---- Records for the task

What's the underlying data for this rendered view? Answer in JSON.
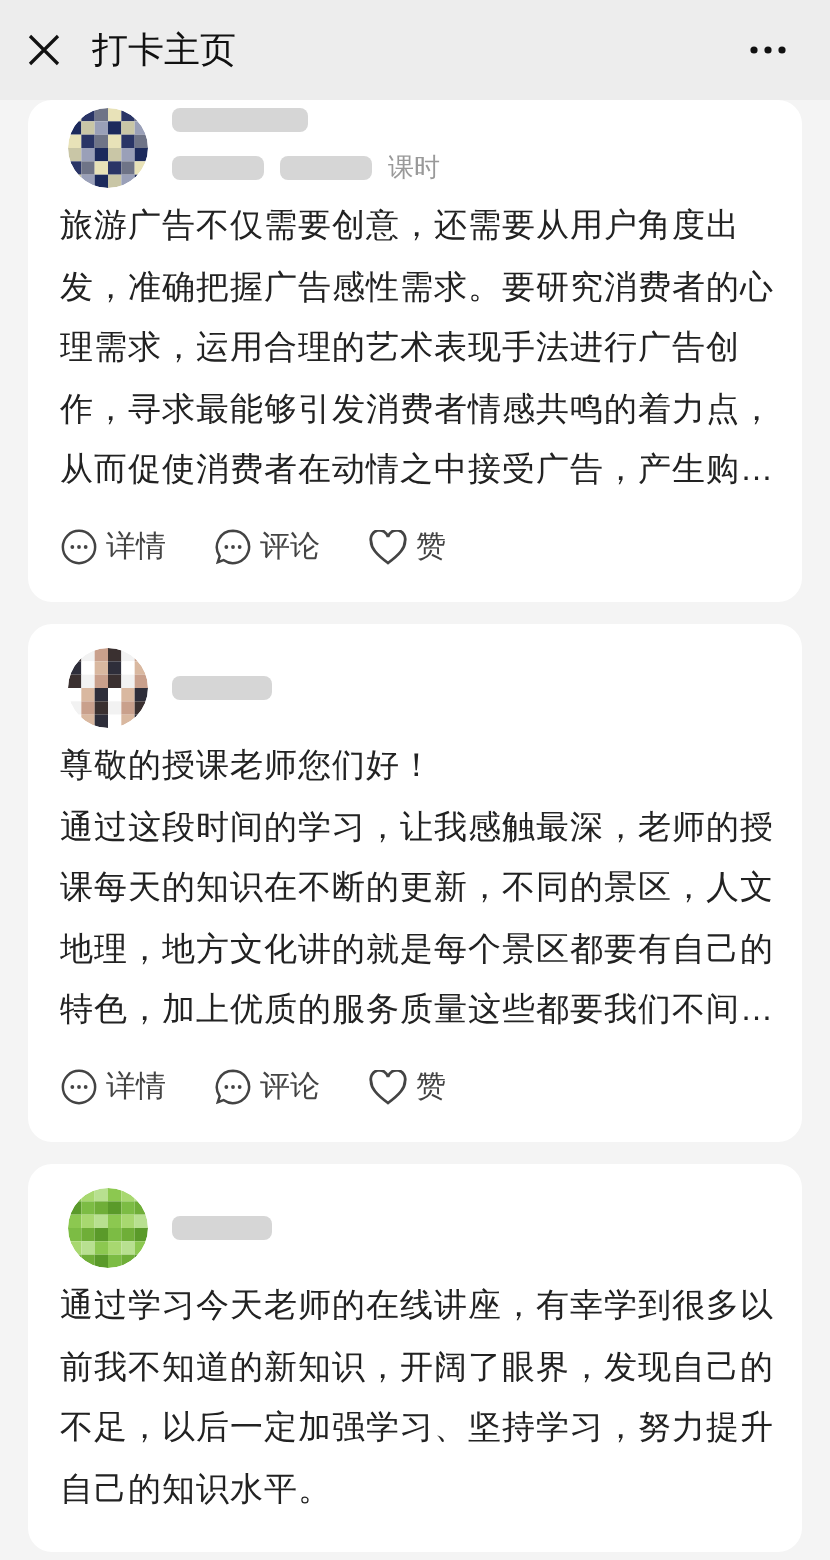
{
  "header": {
    "title": "打卡主页"
  },
  "posts": [
    {
      "meta_suffix": "课时",
      "paragraphs": [
        "旅游广告不仅需要创意，还需要从用户角度出发，准确把握广告感性需求。要研究消费者的心理需求，运用合理的艺术表现手法进行广告创作，寻求最能够引发消费者情感共鸣的着力点，从而促使消费者在动情之中接受广告，产生购…"
      ],
      "actions": [
        "详情",
        "评论",
        "赞"
      ]
    },
    {
      "paragraphs": [
        "尊敬的授课老师您们好！",
        "通过这段时间的学习，让我感触最深，老师的授课每天的知识在不断的更新，不同的景区，人文地理，地方文化讲的就是每个景区都要有自己的特色，加上优质的服务质量这些都要我们不间…"
      ],
      "actions": [
        "详情",
        "评论",
        "赞"
      ]
    },
    {
      "paragraphs": [
        "通过学习今天老师的在线讲座，有幸学到很多以前我不知道的新知识，开阔了眼界，发现自己的不足，以后一定加强学习、坚持学习，努力提升自己的知识水平。"
      ]
    }
  ]
}
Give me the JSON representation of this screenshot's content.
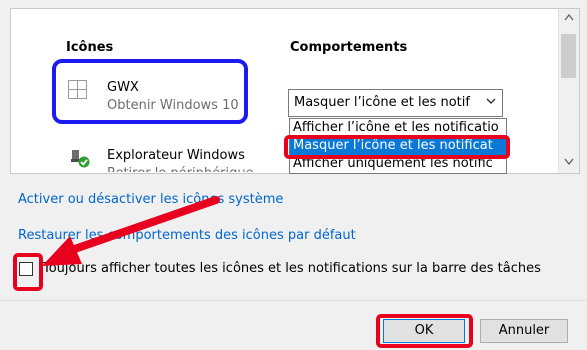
{
  "table": {
    "col_icons": "Icônes",
    "col_behaviors": "Comportements"
  },
  "rows": [
    {
      "title": "GWX",
      "subtitle": "Obtenir Windows 10",
      "icon": "windows-logo-icon"
    },
    {
      "title": "Explorateur Windows",
      "subtitle": "Retirer le périphérique",
      "icon": "usb-safely-remove-icon"
    }
  ],
  "select": {
    "value": "Masquer l’icône et les notif",
    "chevron": "⌄"
  },
  "dropdown": {
    "options": [
      "Afficher l’icône et les notificatio",
      "Masquer l’icône et les notificat",
      "Afficher uniquement les notific"
    ],
    "selected_index": 1
  },
  "links": {
    "toggle_system_icons": "Activer ou désactiver les icônes système",
    "restore_defaults": "Restaurer les comportements des icônes par défaut"
  },
  "checkbox": {
    "label": "Toujours afficher toutes les icônes et les notifications sur la barre des tâches",
    "checked": false
  },
  "buttons": {
    "ok": "OK",
    "cancel": "Annuler"
  },
  "annotation_colors": {
    "blue_frame": "#1b1bf0",
    "red_frame": "#e8001e",
    "arrow": "#e8001e"
  }
}
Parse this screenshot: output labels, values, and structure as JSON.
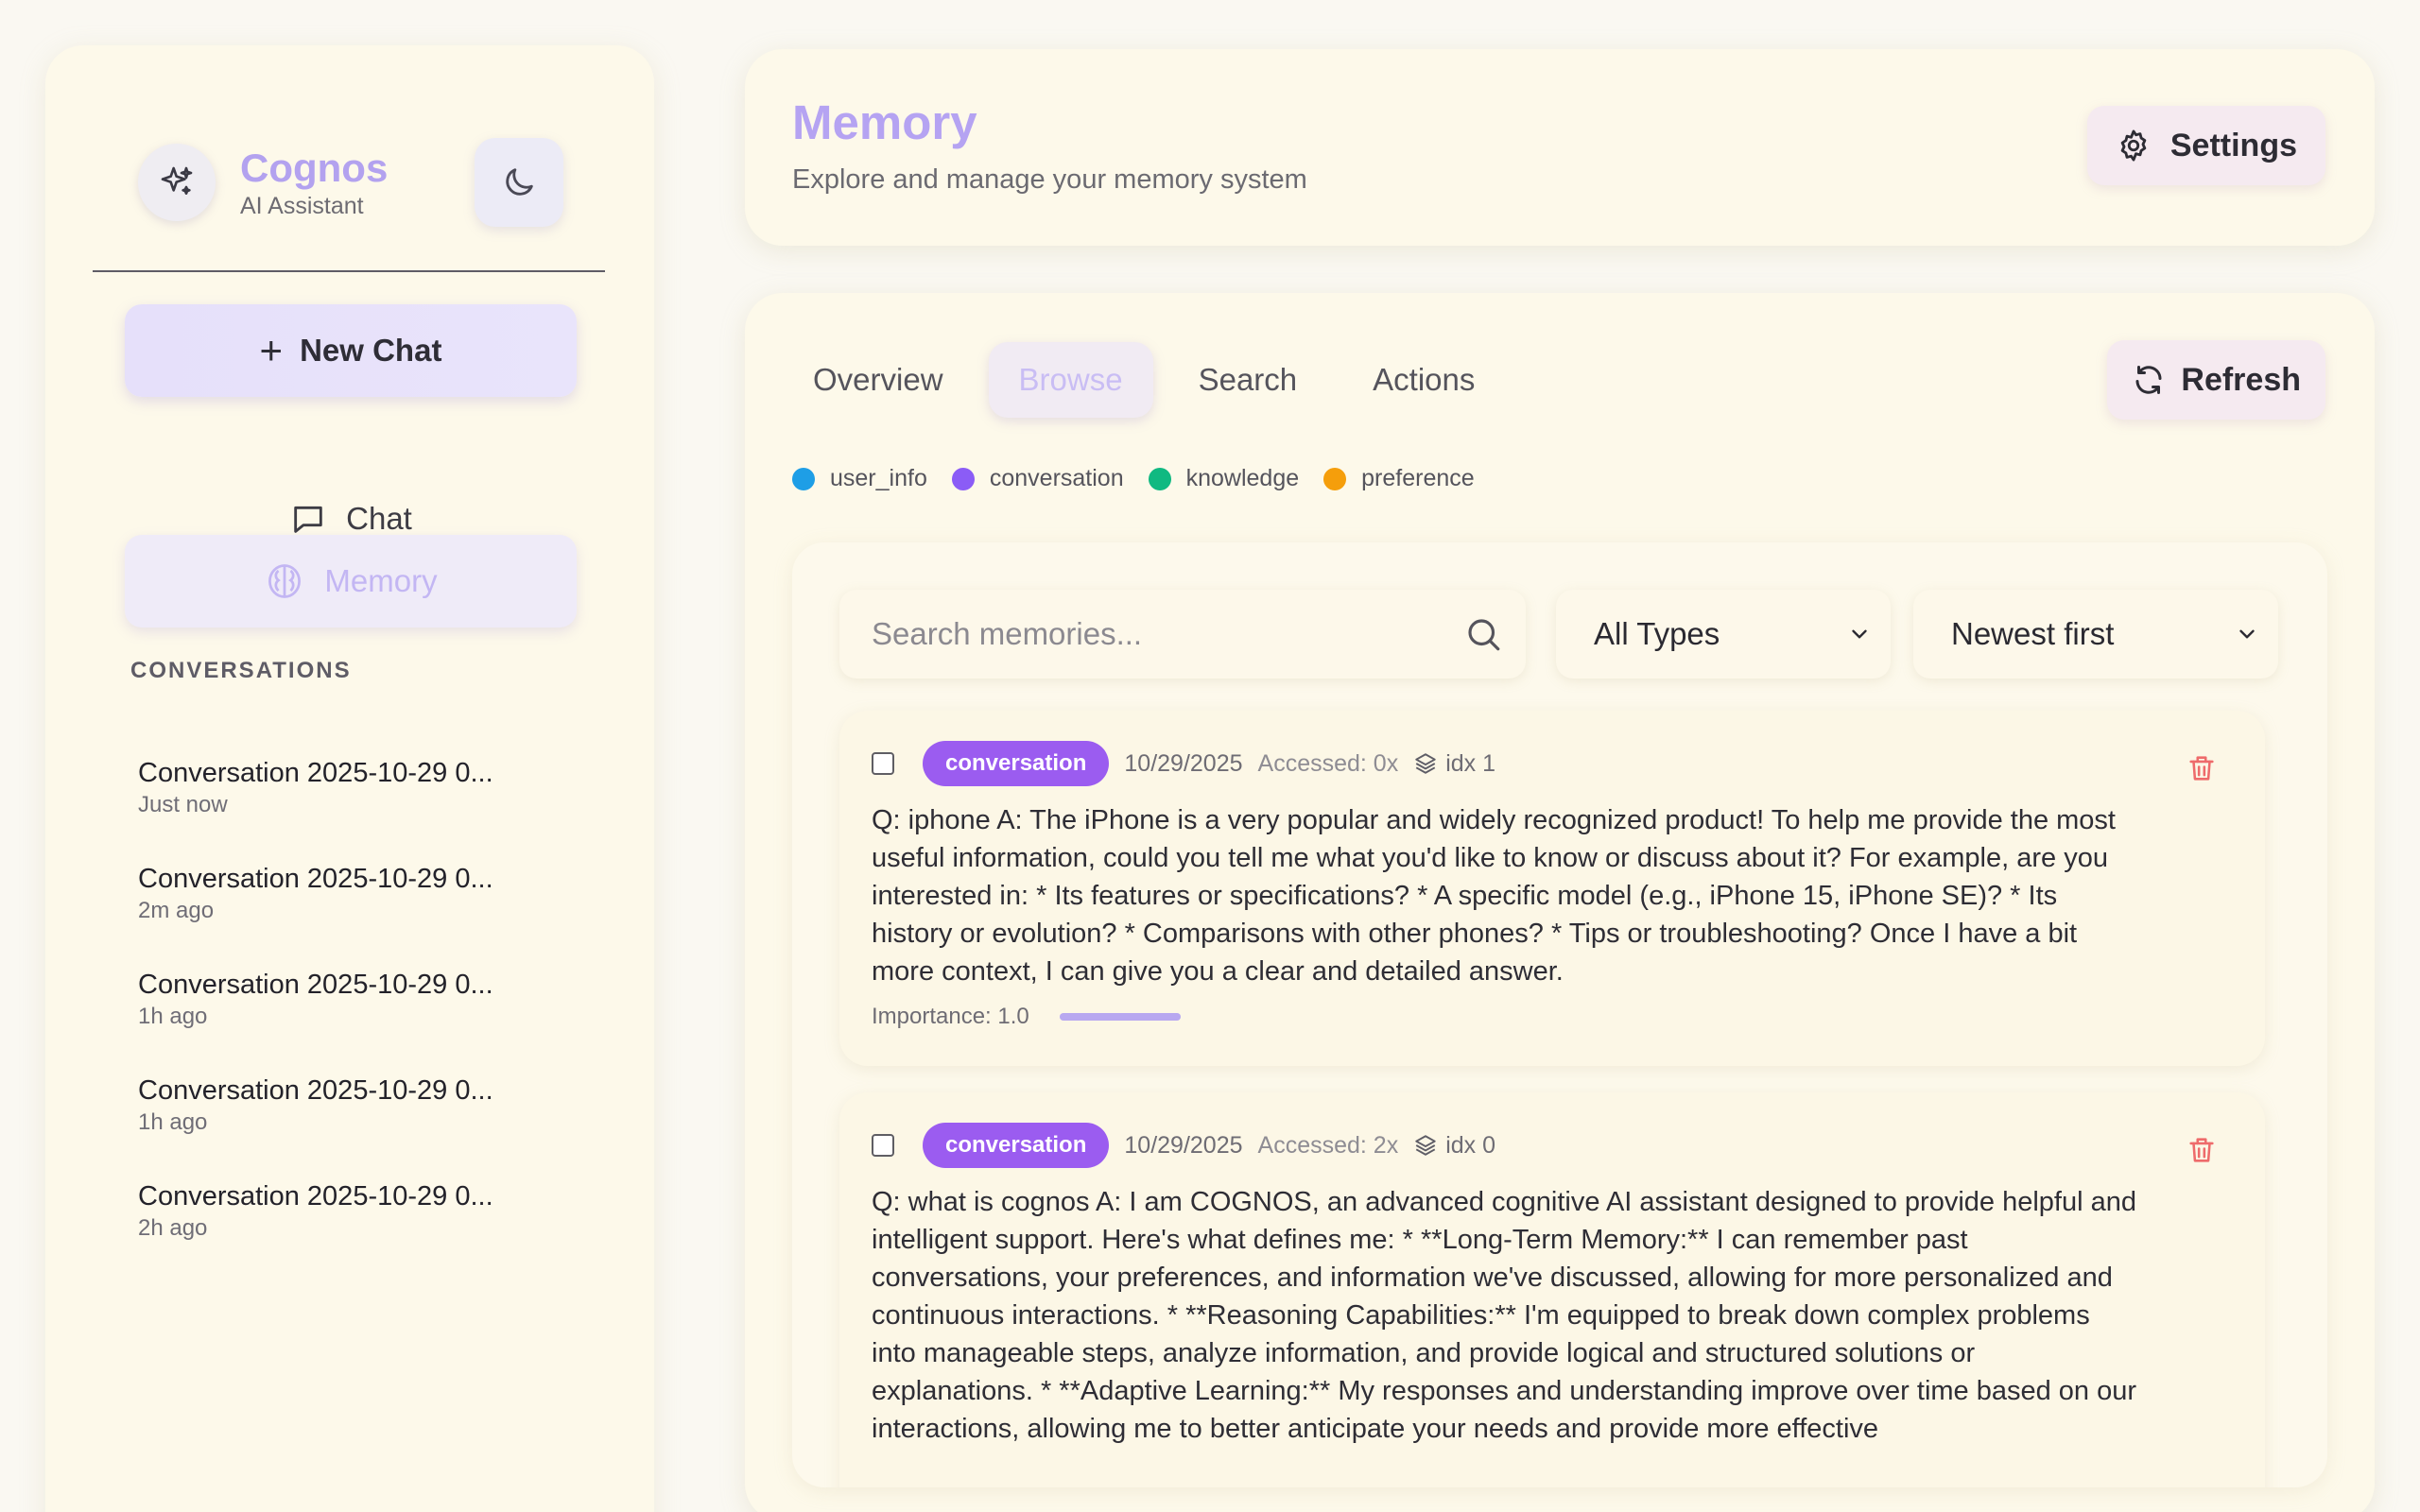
{
  "sidebar": {
    "brand_name": "Cognos",
    "brand_sub": "AI Assistant",
    "new_chat_label": "New Chat",
    "nav": {
      "chat": "Chat",
      "memory": "Memory"
    },
    "conversations_heading": "CONVERSATIONS",
    "conversations": [
      {
        "title": "Conversation 2025-10-29 0...",
        "time": "Just now"
      },
      {
        "title": "Conversation 2025-10-29 0...",
        "time": "2m ago"
      },
      {
        "title": "Conversation 2025-10-29 0...",
        "time": "1h ago"
      },
      {
        "title": "Conversation 2025-10-29 0...",
        "time": "1h ago"
      },
      {
        "title": "Conversation 2025-10-29 0...",
        "time": "2h ago"
      }
    ]
  },
  "header": {
    "title": "Memory",
    "subtitle": "Explore and manage your memory system",
    "settings_label": "Settings"
  },
  "main": {
    "tabs": [
      "Overview",
      "Browse",
      "Search",
      "Actions"
    ],
    "active_tab": "Browse",
    "refresh_label": "Refresh",
    "legend": [
      {
        "label": "user_info",
        "color": "#1e9ee6"
      },
      {
        "label": "conversation",
        "color": "#8b5cf6"
      },
      {
        "label": "knowledge",
        "color": "#10b981"
      },
      {
        "label": "preference",
        "color": "#f59e0b"
      }
    ],
    "search": {
      "placeholder": "Search memories...",
      "value": ""
    },
    "type_filter": "All Types",
    "sort": "Newest first",
    "memories": [
      {
        "type": "conversation",
        "date": "10/29/2025",
        "accessed": "Accessed: 0x",
        "idx": "idx 1",
        "text": "Q: iphone A: The iPhone is a very popular and widely recognized product! To help me provide the most useful information, could you tell me what you'd like to know or discuss about it? For example, are you interested in: * Its features or specifications? * A specific model (e.g., iPhone 15, iPhone SE)? * Its history or evolution? * Comparisons with other phones? * Tips or troubleshooting? Once I have a bit more context, I can give you a clear and detailed answer.",
        "importance_label": "Importance: 1.0",
        "importance": 1.0
      },
      {
        "type": "conversation",
        "date": "10/29/2025",
        "accessed": "Accessed: 2x",
        "idx": "idx 0",
        "text": "Q: what is cognos A: I am COGNOS, an advanced cognitive AI assistant designed to provide helpful and intelligent support. Here's what defines me: * **Long-Term Memory:** I can remember past conversations, your preferences, and information we've discussed, allowing for more personalized and continuous interactions. * **Reasoning Capabilities:** I'm equipped to break down complex problems into manageable steps, analyze information, and provide logical and structured solutions or explanations. * **Adaptive Learning:** My responses and understanding improve over time based on our interactions, allowing me to better anticipate your needs and provide more effective"
      }
    ]
  }
}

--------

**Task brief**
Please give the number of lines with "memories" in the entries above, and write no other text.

**Written answer**
2